Empowering facilities to capture more incidental pulmonary nodules and identify lung cancer earlier is at the heart of what Eon does every day. That’s why Eon expanded its data science models to now identify incidental pulmonary nodules on Magnetic Resonance (MR) and X-Ray radiology reports in addition to CT.
Eon’s Essential Patient Management platform uses Computational Linguistics to identify incidental pulmonary nodules on computed tomography (CT) reports with 98.95% accuracy, and 97% accuracy on MR and X-Ray radiology reports. This game-changing update allows facilities to capture approximately 25% more incidental pulmonary nodules and empowers providers to identify lung cancer earlier when treatment is most effective.
Eon uses Computational Linguistics, a data science discipline that interprets text similar to how the human brain does, to engineer the most advanced models on the market today. This approach allows providers to positively identify and track incidental pulmonary nodules with more accuracy than other forms of artificial intelligence like Natural Language Processing (NLP) and Computer Aided Detection (CAD). The technology is developed by a team of physicians and data scientists to provide incidental patient identification and management solutions with embedded evidence that decrease administrative burden and improve patient adherence to follow-up exams.
“By expanding our linguistics model, we now offer the most sophisticated solution on the market for early detection of lung cancer.”
— Dr. Erika Schneider, Chief Science Officer at Eon

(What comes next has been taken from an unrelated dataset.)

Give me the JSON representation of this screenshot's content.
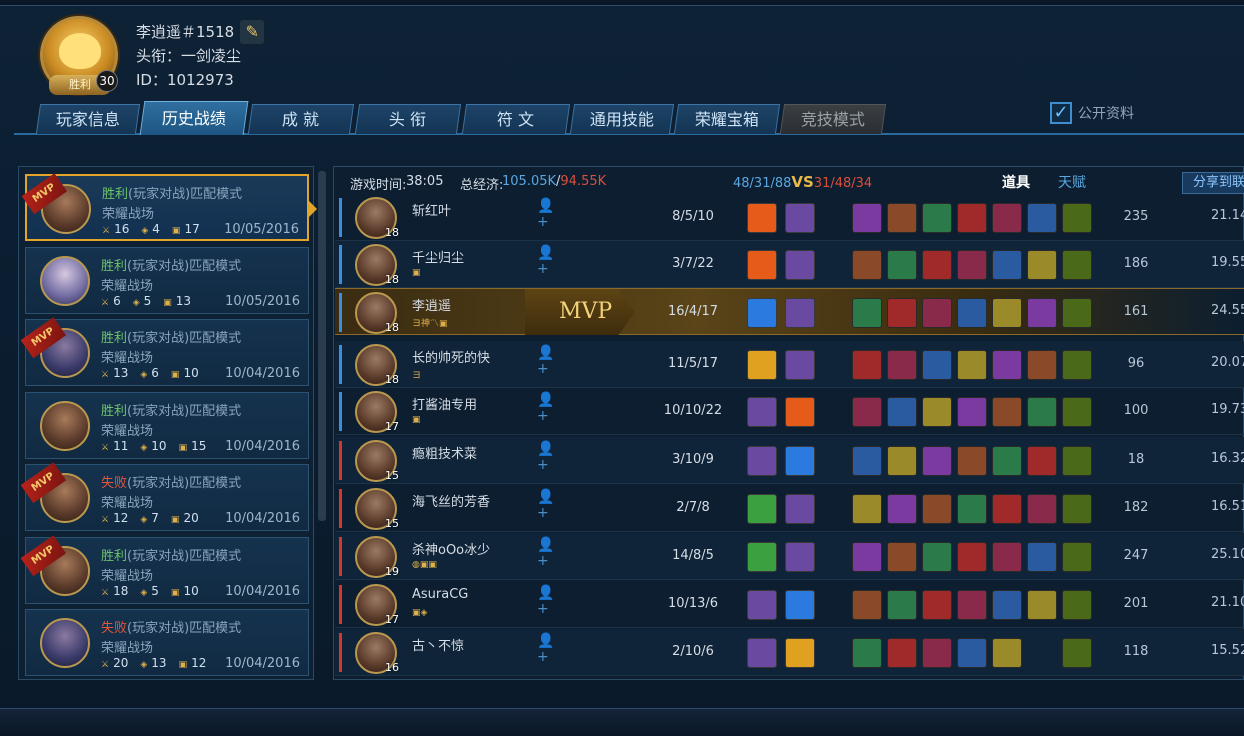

With Eon’s proprietary Computational Linguistics data science model, EPM also extracts clinically relevant findings from radiology reports. The IPN model documents nodule location and characteristics like density, shape, edge, and calcification and automatically populates the information into the EPM dashboard. This allows evidence-based Fleischner Society guidelines to be automatically applied to create an actionable worklist. This approach helps providers by removing excess noise (false positives, low-risk nodules), ensures appropriate patient tracking, and automates complex follow-up.
Schneider adds, “Computational Linguistics is the gold standard for language understanding, in particular for lung nodule identification and characteristics extraction. By embedding evidence, the nodule characteristics focus providers’ attention on patients with a high probability of having lung cancer. The high accuracy and reproducibility of our model reduces false positives and does not require radiologists to use a structured report. This approach, along with the embedded risk prediction and automation, should enable providers to prioritize patients and improve their outcomes.”
Eon continues to be at the forefront of raising the bar on incidental disease identification and management solutions. And, expanding its data science models to multiple radiology modalities is another way to identify catastrophic disease earlier and improve patient outcomes.